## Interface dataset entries
■ ■ ■
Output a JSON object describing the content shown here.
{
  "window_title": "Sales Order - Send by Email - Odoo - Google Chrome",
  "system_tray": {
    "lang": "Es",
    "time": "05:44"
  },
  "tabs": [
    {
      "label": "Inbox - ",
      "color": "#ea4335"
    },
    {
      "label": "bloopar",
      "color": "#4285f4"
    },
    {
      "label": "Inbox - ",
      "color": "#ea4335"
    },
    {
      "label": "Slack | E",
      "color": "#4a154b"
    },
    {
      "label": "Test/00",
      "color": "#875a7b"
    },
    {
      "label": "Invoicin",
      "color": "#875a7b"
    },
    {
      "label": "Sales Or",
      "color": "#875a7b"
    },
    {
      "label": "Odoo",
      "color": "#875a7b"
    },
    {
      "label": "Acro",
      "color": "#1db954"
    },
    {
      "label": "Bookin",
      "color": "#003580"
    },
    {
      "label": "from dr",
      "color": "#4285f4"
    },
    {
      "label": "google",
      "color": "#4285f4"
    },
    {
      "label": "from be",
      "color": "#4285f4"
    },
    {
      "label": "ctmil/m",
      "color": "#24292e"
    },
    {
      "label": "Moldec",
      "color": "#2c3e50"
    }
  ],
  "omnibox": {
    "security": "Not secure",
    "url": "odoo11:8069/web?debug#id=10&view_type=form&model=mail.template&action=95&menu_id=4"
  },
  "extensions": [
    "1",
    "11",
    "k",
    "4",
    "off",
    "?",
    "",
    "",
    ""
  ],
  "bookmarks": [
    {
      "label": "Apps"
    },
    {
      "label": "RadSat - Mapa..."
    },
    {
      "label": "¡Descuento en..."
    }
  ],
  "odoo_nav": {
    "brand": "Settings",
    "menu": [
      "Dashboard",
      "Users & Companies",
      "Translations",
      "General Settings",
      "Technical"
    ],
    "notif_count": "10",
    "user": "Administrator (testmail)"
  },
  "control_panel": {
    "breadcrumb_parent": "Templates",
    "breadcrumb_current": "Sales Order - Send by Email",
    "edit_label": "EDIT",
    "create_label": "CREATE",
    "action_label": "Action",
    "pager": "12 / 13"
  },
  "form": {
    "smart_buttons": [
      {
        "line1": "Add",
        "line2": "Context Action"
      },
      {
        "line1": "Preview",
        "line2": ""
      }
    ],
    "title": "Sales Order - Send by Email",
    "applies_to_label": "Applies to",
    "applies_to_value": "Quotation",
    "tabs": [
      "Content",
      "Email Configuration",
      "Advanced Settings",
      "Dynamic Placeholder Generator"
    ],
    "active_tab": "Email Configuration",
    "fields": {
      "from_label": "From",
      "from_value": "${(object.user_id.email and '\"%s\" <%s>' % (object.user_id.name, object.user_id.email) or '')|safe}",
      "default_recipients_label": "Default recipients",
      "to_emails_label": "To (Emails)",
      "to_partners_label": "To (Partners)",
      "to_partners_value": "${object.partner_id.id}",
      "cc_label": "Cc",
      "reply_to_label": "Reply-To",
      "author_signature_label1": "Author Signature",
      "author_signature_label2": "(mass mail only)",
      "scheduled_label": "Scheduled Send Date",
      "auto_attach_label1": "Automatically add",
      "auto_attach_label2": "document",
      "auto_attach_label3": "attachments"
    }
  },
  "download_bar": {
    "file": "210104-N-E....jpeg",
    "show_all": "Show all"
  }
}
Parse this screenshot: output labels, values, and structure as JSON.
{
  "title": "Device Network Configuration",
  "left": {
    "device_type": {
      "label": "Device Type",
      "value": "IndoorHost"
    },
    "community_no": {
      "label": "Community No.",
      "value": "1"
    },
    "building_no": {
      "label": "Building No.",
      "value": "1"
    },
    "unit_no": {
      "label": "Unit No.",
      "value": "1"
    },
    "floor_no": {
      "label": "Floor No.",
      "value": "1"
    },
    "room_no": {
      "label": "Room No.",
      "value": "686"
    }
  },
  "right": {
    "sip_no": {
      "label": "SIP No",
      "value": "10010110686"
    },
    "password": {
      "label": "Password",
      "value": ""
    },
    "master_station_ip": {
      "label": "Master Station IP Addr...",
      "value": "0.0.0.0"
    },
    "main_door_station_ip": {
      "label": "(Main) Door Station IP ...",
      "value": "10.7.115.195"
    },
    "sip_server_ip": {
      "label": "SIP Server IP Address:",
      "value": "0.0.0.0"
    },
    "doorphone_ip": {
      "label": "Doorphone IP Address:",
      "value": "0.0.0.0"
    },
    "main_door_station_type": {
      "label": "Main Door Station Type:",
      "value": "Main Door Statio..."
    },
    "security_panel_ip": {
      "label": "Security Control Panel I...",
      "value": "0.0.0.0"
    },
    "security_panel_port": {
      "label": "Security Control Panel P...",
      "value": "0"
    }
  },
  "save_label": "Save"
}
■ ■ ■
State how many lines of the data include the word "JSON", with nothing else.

## PROBLEM SOLUTION
2